From my continuing "euthanasia of the rentier" series on those being hard hit by declining endowment/asset income, an update on the situation at Harvard:
Schools Expect Payout Decline
With Corporation yet to set payout, schools brace for decrease.
In response to guidance from the University, several of Harvard’s schools are planning for a decline in endowment income for the next fiscal year, according to University administrators interviewed this weekend.
Earlier expectations had been for a flat payout—or the same dollar amount in endowment income as last year—a School of Public Health spokesperson wrote in an e-mail.
The Harvard Corporation, the University’s highest governing board, has yet to set next year’s endowment payout rate—a figure generally announced in December—leaving schools to plan their budgets without definitive numbers while decisionmakers attempt to get a better idea of market conditions.
… Harvard officials have projected a 30 percent decrease in the endowment from its June 2008 value of $36.9 billion. Even with a five percent decline in spending, the payout rate would be nearly 5.9 percent—a number that would be the University’s highest in over 20 years.
…In an effort to meet the challenges posed by the financial crisis, Frenk wrote that the University had also issued a directive in December to freeze all salaries for faculty and non-union staff.
….Approximately 35 percent of the University’s operating budget is dependent on income from the endowment, though certain schools rely more heavily on this income stream than others.

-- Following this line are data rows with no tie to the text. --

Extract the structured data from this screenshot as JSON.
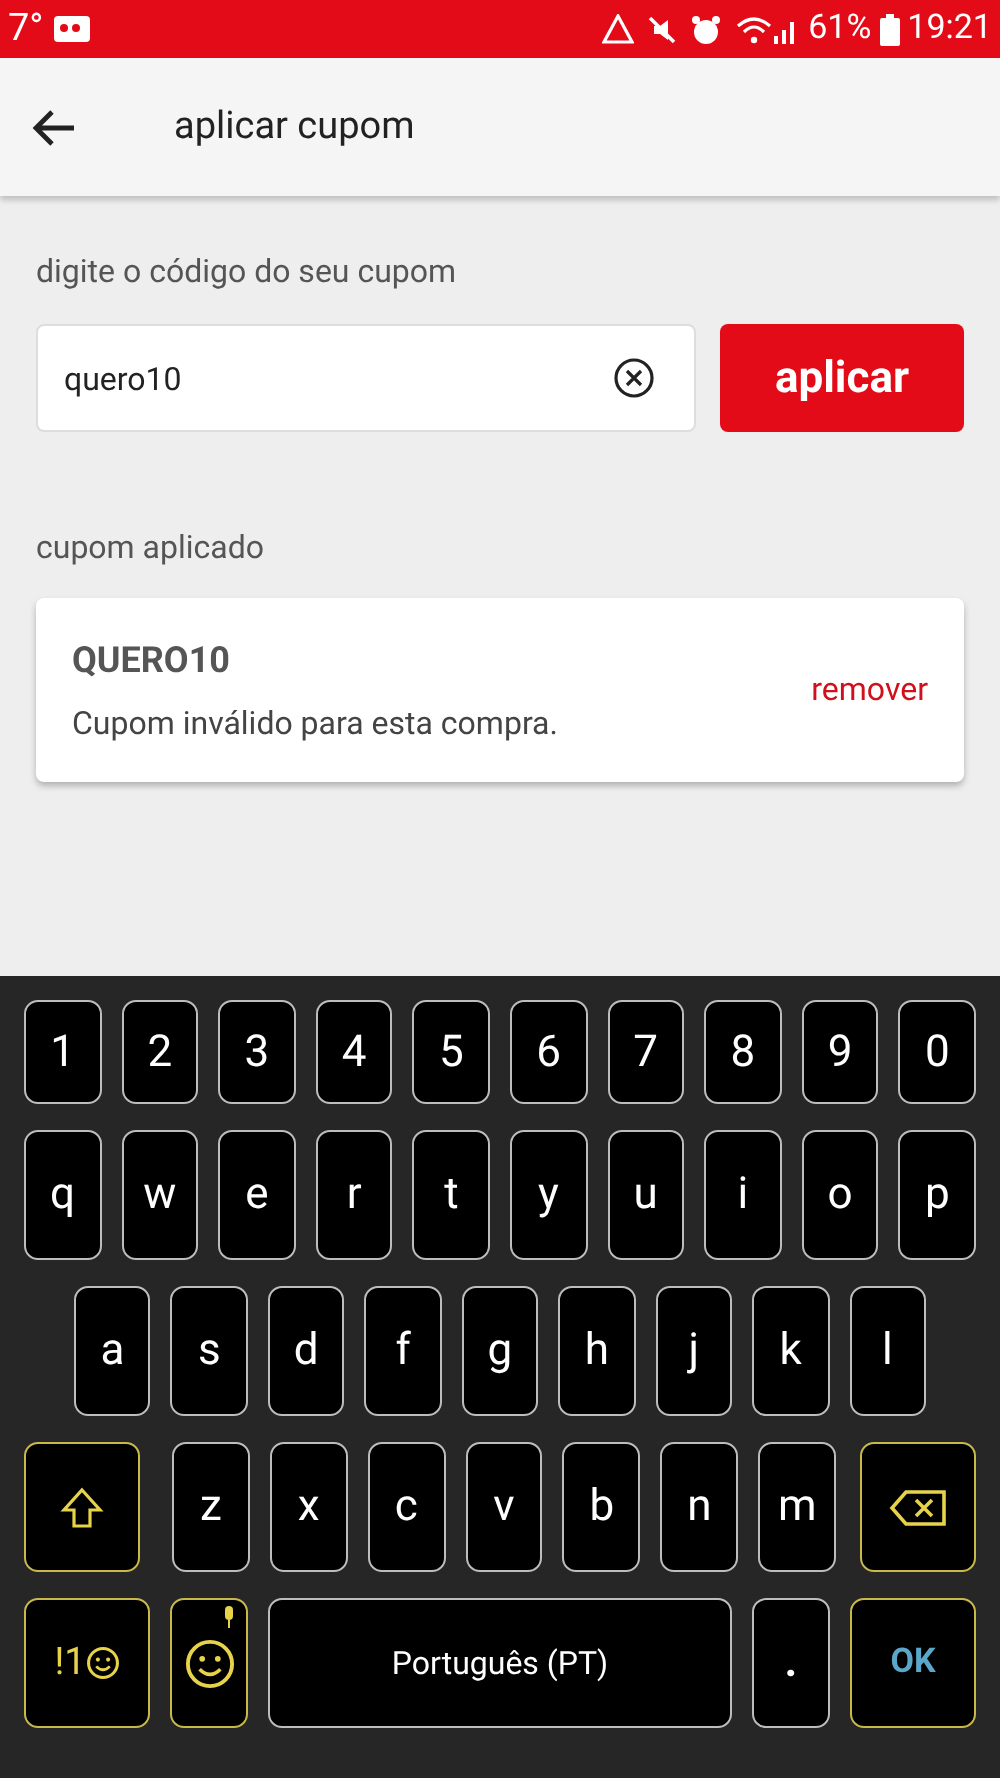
{
  "status_bar": {
    "temperature": "7°",
    "battery": "61%",
    "time": "19:21"
  },
  "header": {
    "title": "aplicar cupom"
  },
  "coupon_form": {
    "label": "digite o código do seu cupom",
    "value": "quero10",
    "apply_button": "aplicar"
  },
  "applied_coupon": {
    "section_label": "cupom aplicado",
    "code": "QUERO10",
    "message": "Cupom inválido para esta compra.",
    "remove_link": "remover"
  },
  "keyboard": {
    "number_row": [
      "1",
      "2",
      "3",
      "4",
      "5",
      "6",
      "7",
      "8",
      "9",
      "0"
    ],
    "letter_rows": [
      [
        "q",
        "w",
        "e",
        "r",
        "t",
        "y",
        "u",
        "i",
        "o",
        "p"
      ],
      [
        "a",
        "s",
        "d",
        "f",
        "g",
        "h",
        "j",
        "k",
        "l"
      ],
      [
        "z",
        "x",
        "c",
        "v",
        "b",
        "n",
        "m"
      ]
    ],
    "symbols_key": "!1",
    "space_key": "Português (PT)",
    "period_key": ".",
    "ok_key": "OK"
  }
}
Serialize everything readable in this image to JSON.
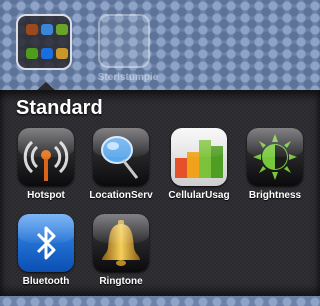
{
  "springboard": {
    "neighbor_app_label": "Steristumpie"
  },
  "folder": {
    "title": "Standard",
    "apps": [
      {
        "label": "Hotspot",
        "icon": "hotspot-icon"
      },
      {
        "label": "LocationServ",
        "icon": "location-pin-icon"
      },
      {
        "label": "CellularUsag",
        "icon": "cellular-usage-icon"
      },
      {
        "label": "Brightness",
        "icon": "brightness-icon"
      },
      {
        "label": "Bluetooth",
        "icon": "bluetooth-icon"
      },
      {
        "label": "Ringtone",
        "icon": "bell-icon"
      }
    ]
  },
  "colors": {
    "panel": "#2a2a2e",
    "wallpaper": "#6c82a8",
    "bluetooth_blue": "#1a6fe0"
  }
}
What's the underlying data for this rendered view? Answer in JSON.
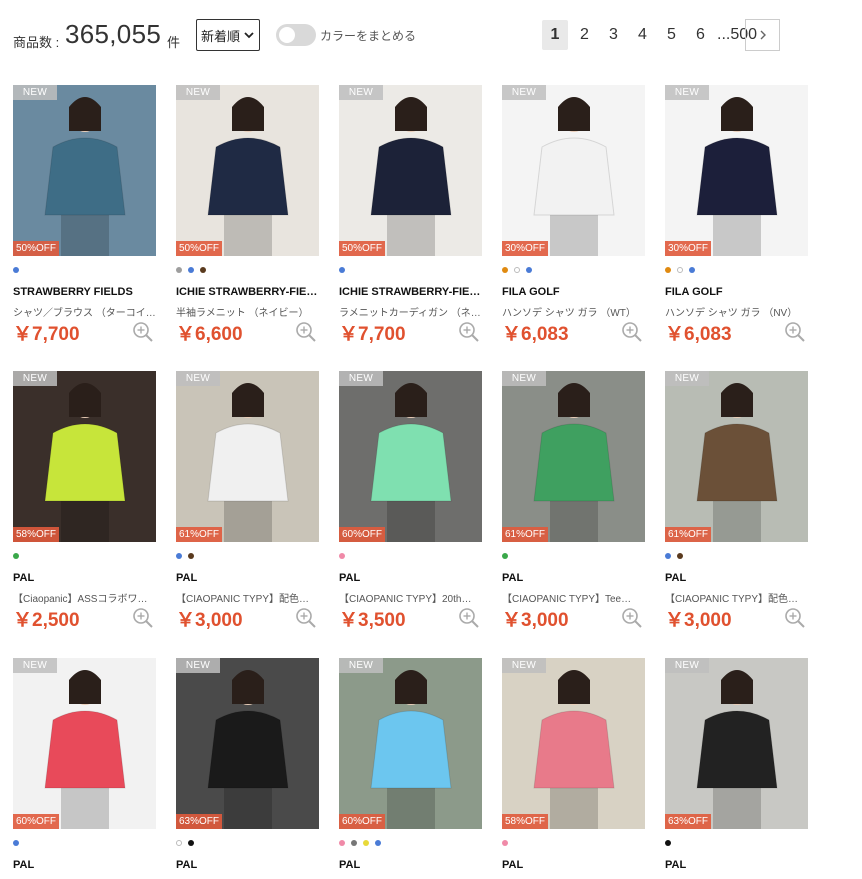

As a related aside, the person who emailed me this offered that a Harvard contact told him that 2008 endowment losses were considerably higher than the 30% figure cited above. If true, and I have no way to substantiate his claim one way or the other (so all cautions apply), that would be staggering stuff.